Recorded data
----
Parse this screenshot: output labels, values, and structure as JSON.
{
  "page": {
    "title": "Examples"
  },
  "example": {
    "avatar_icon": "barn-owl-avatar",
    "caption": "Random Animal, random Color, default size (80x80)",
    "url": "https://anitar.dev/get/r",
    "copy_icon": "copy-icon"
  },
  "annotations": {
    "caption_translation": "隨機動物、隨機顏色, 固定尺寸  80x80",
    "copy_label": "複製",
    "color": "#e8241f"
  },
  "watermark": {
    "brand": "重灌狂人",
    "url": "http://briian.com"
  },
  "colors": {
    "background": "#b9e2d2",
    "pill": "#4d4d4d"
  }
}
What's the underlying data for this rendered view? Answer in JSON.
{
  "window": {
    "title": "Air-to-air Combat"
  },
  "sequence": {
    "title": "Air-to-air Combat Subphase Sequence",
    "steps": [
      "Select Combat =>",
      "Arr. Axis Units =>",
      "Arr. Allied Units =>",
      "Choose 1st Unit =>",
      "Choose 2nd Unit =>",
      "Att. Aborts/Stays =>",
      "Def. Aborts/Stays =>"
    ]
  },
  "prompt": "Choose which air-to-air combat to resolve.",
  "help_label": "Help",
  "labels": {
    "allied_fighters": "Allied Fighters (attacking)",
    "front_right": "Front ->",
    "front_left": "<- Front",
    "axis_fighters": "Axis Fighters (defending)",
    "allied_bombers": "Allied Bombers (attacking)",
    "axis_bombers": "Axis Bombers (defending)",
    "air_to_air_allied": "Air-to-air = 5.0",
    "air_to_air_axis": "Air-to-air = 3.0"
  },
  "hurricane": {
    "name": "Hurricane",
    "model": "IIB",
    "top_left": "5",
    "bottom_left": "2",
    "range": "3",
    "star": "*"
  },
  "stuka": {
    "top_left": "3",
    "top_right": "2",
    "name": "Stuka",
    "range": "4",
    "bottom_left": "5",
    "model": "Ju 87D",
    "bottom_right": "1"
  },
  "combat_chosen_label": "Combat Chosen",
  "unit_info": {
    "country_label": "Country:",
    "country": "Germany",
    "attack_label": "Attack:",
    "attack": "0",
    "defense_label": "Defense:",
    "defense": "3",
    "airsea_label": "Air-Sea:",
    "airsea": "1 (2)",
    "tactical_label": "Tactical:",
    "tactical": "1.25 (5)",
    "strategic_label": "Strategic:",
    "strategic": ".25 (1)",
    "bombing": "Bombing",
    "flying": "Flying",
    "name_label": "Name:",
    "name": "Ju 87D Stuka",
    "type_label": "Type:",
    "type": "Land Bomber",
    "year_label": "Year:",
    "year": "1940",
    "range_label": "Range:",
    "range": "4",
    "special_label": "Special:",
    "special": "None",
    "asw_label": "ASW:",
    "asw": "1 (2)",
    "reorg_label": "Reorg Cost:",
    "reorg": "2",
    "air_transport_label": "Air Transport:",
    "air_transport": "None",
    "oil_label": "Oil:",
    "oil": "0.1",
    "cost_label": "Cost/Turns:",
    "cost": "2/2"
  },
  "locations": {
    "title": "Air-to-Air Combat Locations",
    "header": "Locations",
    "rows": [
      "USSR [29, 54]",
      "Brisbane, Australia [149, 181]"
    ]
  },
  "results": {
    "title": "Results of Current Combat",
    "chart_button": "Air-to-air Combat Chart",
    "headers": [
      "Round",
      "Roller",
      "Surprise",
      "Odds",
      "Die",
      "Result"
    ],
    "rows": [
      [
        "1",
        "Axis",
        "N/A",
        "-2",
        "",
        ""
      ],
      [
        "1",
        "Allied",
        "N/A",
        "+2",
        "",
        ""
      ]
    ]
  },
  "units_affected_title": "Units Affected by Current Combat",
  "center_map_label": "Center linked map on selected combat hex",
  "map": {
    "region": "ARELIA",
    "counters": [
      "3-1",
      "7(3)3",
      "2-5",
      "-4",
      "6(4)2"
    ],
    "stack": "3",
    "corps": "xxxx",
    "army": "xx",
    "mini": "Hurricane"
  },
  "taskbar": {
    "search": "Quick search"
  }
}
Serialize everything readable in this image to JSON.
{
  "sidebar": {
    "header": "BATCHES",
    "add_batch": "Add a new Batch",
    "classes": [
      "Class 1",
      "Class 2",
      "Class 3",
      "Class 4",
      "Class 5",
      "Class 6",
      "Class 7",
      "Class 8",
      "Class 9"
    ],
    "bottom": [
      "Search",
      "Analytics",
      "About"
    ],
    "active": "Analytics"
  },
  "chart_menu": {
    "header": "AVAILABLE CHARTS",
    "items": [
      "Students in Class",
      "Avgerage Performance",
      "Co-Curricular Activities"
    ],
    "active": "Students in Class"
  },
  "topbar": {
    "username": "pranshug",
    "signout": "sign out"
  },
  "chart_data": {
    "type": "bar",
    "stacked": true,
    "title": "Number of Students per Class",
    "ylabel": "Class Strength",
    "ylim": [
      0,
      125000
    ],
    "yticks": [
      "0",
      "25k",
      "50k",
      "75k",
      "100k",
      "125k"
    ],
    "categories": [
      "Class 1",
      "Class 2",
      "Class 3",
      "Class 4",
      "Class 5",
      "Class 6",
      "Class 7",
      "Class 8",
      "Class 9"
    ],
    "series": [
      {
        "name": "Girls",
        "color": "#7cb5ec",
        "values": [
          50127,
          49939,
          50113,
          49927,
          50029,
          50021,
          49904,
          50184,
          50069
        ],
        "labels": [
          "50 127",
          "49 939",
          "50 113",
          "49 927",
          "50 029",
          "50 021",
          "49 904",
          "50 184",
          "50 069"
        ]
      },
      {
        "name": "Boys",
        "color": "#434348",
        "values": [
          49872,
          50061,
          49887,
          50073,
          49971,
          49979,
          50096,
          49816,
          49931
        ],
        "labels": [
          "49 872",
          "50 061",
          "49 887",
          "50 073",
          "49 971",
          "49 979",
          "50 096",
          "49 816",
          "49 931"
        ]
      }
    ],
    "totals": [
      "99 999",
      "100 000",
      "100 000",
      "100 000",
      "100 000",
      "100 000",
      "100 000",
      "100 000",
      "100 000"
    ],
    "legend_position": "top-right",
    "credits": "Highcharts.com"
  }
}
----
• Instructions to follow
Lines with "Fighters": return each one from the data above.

• Completed exercise
    "allied_fighters": "Allied Fighters (attacking)",
    "axis_fighters": "Axis Fighters (defending)",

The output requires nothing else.